    Be careful for what you wish for.

    Right now the Progressives are doing their very best to alienate me, but Trump isn’t far behind.  As of this instant, I could see myself voting Republican in 2022 to put a check on Biden.  But in 2024, if Trump is nominated, voting for the Democrat for only the third time since 1972 to put a check on Trump.  I really want to be able to vote for any Republican except for Trump for President.

    The choice is yours, I guess.

    • #24
  25. Victor Tango Kilo Member
    Victor Tango Kilo
    @VtheK

    Dbroussa (View Comment):
    It’s less intrusive than you might think. 

    “I like the temperature one degree warmer,” said the frog.

    • #25
  26. Victor Tango Kilo Member
    Victor Tango Kilo
    @VtheK

    If I don’t like the Democrat or Republican choices in 2024, I won’t vote for either of them because a vote is an endorsement of a governing philosophy.

    • #26
  27. Cal Lawton Member
    Cal Lawton
    @CalLawton

    I avoid this completely by not using Microsoft products.

    • #27
  28. Harry D Poulter Coolidge
    Harry D Poulter
    @Harry D Poulter

    Dbroussa (View Comment):

    I guess I am the voice of dissent here.

    You can turn the feature off if you want. Word and Office provide templates for the style of writing that you are using from causal, to business, to formal and, overall, the suggestions are very good. Perhaps the most annoying is it telling me that I am being too passive and need to use active voice.

    It only suggests to you…I ignore the suggestions all the time.

    It’s less intrusive than you might think. I noticed it a few years ago when it dropped and I found that its suggestions weren’t bad from a language standpoint. For example, should one use police officer as opposed to policeman. Or Firefighter as opposed to Fireman. That has been the extent of the suggestions that I have seen. Then again, most of my work in Office is writing technical documents so we don’t use gendered language too much. I tend to write very impersonally in my work.

    Your mileage may vary.

    I have to agree to an extent.  I just checked my Options in Word (Office 365 latest update) and all those wokeness checks are there, but they were all unchecked.  It has to be by default since I didn’t know they were even options. 

    • #28
  29. RushBabe49 Thatcher
    RushBabe49
    @RushBabe49

    The company where I work as a contractor uses Office365, and their ERP system Dynamics365.  So I thought I’d do a little test this afternoon, just for fun.  I opened Word and wrote some sentences with unapproved words, and, lo and behold, the not-gender-neutral phrases were underlined!  I laughed out loud-as if I’d let the stupid software dictate my language usage!  It was just a fun test, and I deleted the document, but now I know what it does.

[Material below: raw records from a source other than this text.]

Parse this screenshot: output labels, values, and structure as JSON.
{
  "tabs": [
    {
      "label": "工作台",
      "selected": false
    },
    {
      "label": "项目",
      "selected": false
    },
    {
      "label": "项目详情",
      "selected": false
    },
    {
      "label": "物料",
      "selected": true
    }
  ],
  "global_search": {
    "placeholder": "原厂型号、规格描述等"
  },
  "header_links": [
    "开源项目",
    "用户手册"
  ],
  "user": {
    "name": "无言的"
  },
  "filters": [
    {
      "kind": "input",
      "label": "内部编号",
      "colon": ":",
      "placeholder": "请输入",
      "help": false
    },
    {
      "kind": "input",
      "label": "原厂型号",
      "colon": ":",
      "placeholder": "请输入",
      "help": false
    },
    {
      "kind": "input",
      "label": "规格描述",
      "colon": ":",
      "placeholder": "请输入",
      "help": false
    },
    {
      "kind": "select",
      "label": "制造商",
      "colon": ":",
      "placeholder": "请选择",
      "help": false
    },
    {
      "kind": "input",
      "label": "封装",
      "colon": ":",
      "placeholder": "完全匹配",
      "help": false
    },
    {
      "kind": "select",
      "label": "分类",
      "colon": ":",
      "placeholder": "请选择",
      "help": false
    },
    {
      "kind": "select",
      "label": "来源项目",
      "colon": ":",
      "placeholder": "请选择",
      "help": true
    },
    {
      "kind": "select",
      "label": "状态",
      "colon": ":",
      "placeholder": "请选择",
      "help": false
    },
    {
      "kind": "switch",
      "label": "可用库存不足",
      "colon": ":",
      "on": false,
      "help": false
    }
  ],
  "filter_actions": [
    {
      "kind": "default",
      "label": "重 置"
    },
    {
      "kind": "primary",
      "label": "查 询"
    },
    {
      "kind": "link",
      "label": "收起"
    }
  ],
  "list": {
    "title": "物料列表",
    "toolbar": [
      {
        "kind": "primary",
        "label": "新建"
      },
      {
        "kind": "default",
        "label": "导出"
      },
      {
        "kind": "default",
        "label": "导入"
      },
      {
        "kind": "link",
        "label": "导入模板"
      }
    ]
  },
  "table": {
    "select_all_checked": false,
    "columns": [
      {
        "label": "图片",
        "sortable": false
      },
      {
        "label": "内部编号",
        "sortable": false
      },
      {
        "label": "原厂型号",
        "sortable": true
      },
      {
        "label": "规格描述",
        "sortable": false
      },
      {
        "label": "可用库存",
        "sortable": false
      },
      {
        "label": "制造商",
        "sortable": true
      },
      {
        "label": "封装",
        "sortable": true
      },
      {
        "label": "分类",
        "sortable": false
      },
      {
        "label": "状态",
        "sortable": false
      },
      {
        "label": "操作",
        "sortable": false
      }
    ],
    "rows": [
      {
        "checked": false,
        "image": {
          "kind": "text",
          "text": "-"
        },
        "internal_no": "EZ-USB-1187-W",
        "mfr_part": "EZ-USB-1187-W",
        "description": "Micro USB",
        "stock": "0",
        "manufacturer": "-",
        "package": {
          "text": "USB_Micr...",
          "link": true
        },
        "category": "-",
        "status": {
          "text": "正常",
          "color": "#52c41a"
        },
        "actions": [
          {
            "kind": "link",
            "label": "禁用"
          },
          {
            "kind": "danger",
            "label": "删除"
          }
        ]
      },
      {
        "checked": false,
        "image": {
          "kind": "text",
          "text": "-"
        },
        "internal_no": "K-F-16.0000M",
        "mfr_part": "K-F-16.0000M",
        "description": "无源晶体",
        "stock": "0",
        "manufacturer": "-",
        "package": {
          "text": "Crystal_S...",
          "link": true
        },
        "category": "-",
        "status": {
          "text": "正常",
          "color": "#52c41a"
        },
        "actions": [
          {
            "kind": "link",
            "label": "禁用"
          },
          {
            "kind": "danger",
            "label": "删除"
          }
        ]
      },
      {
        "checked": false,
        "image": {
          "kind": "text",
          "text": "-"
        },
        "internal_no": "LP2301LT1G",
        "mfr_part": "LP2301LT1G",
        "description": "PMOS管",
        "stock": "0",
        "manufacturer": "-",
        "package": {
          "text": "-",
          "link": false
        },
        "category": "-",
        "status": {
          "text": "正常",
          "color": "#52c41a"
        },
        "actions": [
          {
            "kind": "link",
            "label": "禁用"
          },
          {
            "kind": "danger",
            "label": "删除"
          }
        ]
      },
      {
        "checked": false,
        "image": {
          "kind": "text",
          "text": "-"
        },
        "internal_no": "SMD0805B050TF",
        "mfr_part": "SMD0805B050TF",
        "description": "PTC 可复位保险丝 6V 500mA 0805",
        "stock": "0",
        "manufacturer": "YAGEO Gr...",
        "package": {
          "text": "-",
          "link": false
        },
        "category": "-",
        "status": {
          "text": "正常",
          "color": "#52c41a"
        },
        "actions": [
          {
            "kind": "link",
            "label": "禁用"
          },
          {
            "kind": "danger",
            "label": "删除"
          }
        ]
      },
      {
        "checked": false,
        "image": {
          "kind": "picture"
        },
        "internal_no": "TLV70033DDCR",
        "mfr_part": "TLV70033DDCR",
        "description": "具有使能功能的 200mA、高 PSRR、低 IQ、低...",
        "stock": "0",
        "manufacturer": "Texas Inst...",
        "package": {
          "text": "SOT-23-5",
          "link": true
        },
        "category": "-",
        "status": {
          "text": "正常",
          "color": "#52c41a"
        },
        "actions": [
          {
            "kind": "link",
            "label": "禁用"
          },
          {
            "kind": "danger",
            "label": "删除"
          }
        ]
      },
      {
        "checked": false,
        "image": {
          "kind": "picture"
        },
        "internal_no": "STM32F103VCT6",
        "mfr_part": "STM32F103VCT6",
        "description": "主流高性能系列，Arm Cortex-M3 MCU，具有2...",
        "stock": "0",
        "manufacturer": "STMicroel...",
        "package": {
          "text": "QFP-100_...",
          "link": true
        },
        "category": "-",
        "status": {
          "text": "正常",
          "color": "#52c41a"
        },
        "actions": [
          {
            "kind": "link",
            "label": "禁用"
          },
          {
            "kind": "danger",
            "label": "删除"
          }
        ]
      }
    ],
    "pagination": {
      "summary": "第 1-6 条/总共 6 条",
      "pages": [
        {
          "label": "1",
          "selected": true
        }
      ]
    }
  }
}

    At home, I use an old 2010 Mac version, which I studiously avoid updating.  I’ll keep using it as long as it continues to work for me.  I despise Microsoft.

    • #29
  30. Steve Fast Coolidge
    Steve Fast
    @SteveFast

    The Scarecrow (View Comment):

    Tex929rr (View Comment):

    Firefighter is the term generally used in the industry. One explanation is that a fireman is an engine tender on a locomotive or ship as distinct from someone who fights fire.

    Beautiful! Yer making my point. Even “Fireman” has several meanings! Isn’t English wonderful?

    I even stipulate that “fireman” could even refer to other species. If there were a dog who would get upset if it noticed that someone forgot to douse the campfire successfully, and would always start howling if it smelled the smoke, a camper could certainly brag that “our Fido is the honorary camp fireman” and be perfectly understood without risking confusion because he didn’t try to stay sexually correct and say “firebitch”.

    Could a woke, SJW female fireman be considered a “firebitch”?

    • #30